Lashi[edit]

Etymology[edit]

Possibily from English motor

Noun[edit]

modo

  1. car

References[edit]


Latin[edit]

Adverb[edit]

modo (not comparable)

  1. just, only, merely, simply
    Tunc modo edere volēbat.Just then he only wanted to eat.
  2. recently, just now
    Latrōcinium modo factum est.A robbery just took place.
  3. presently

Usage notes[edit]

modo ... modoat one time ... at another

Derived terms[edit]

Descendants[edit]

  • Dalmatian: mut
  • Italian: mo'
  • Romanian: măi
  • Neapolitan: mo

Noun[edit]

modō m

  1. dative singular of modus
  2. ablative singular of modus

See also[edit]

References[edit]

  • modo in Charlton T. Lewis and Charles Short (1879) A Latin Dictionary, Oxford: Clarendon Press
  • modo in Charlton T. Lewis (1891) An Elementary Latin Dictionary, New York: Harper & Brothers
  • modo in Charles du Fresne du Cange’s Glossarium Mediæ et Infimæ Latinitatis (augmented edition, 1883–1887)
  • modo in Gaffiot, Félix (1934) Dictionnaire Illustré Latin-Français, Hachette
  • Carl Meissner; Henry William Auden (1894) Latin Phrase-Book[1], London: Macmillan and Co.
    • (ambiguous) to translate freely: his fere verbis, hoc fere modo convertere, transferre
    • (ambiguous) with no moderation: sine modo; nullo modo adhibito
    • (ambiguous) to flee like deer, sheep: pecorum modo fugere (Liv. 40. 27)

Portuguese[edit]

Etymology[edit]

From Latin modus (measure; manner), from Proto-Indo-European *med- (to measure).

Pronunciation[edit]

Noun[edit]

modo m (plural modos)

  1. mode; way; method (method or manner of doing something)
    Synonyms: jeito, maneira, método, moda
  2. mode; state; condition
    Synonym: condição, estado
  3. (grammar) mood
  4. (music) mode (one of several ancient scales)

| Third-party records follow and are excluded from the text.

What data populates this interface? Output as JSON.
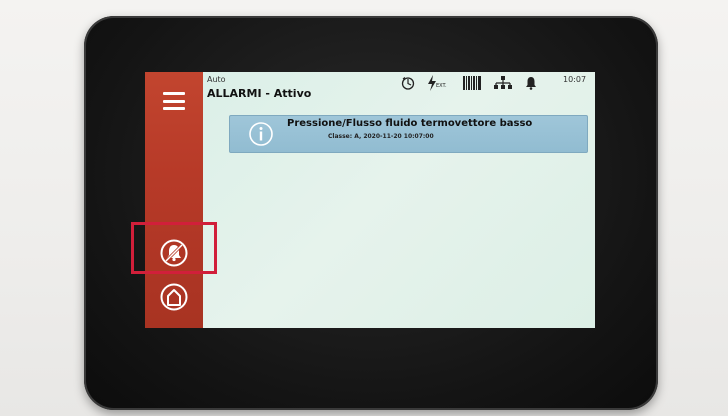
{
  "status_bar": {
    "mode": "Auto",
    "clock": "10:07",
    "icons": [
      "timer-icon",
      "external-power-icon",
      "barcode-icon",
      "network-icon",
      "bell-icon"
    ],
    "external_label": "EXT."
  },
  "header": {
    "title": "ALLARMI - Attivo"
  },
  "sidebar": {
    "items": [
      {
        "name": "menu-icon"
      },
      {
        "name": "alarm-silence-icon",
        "highlighted": true
      },
      {
        "name": "home-icon"
      }
    ],
    "color": "#b73a28"
  },
  "alarms": [
    {
      "title": "Pressione/Flusso fluido termovettore basso",
      "details": "Classe: A, 2020-11-20 10:07:00",
      "icon": "info-icon",
      "color": "#9fc6d9"
    }
  ],
  "highlight_color": "#d11f3a"
}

Hyponyms[edit]

Related terms[edit]


Slovene[edit]

Etymology[edit]

From Proto-Slavic *mǫdo.

Pronunciation[edit]

  • IPA(key): /mòːdɔ/, /móːdɔ/

Noun[edit]

mọ̄do n

  1. testicle

Inflection[edit]

Neuter, hard
nom. sing. módo
gen. sing. móda
singular dual plural
nominative módo módi móda
accusative módo módi móda
genitive móda mód mód
dative módu módoma módom
locative módu módih módih
instrumental módom módoma módi

Derived terms[edit]

See also[edit]

Further reading[edit]

  • modo”, in Slovarji Inštituta za slovenski jezik Frana Ramovša ZRC SAZU, portal Fran

Spanish[edit]

Etymology[edit]

From Latin modus

Pronunciation[edit]

Noun[edit]

modo m (plural modos)

  1. way
    a mi modo de ver
    the way I see it
  2. (grammar) mood
  3. (following "ni") (no) matter; (there is no) solution (but oh well)
    "Ni modo, es un trabajo sucio pero alguien tiene que hacerlo."
    "Oh well, it's a dirty job but somebody has to do it."

Derived terms[edit]

Hyponyms[edit]

See also[edit]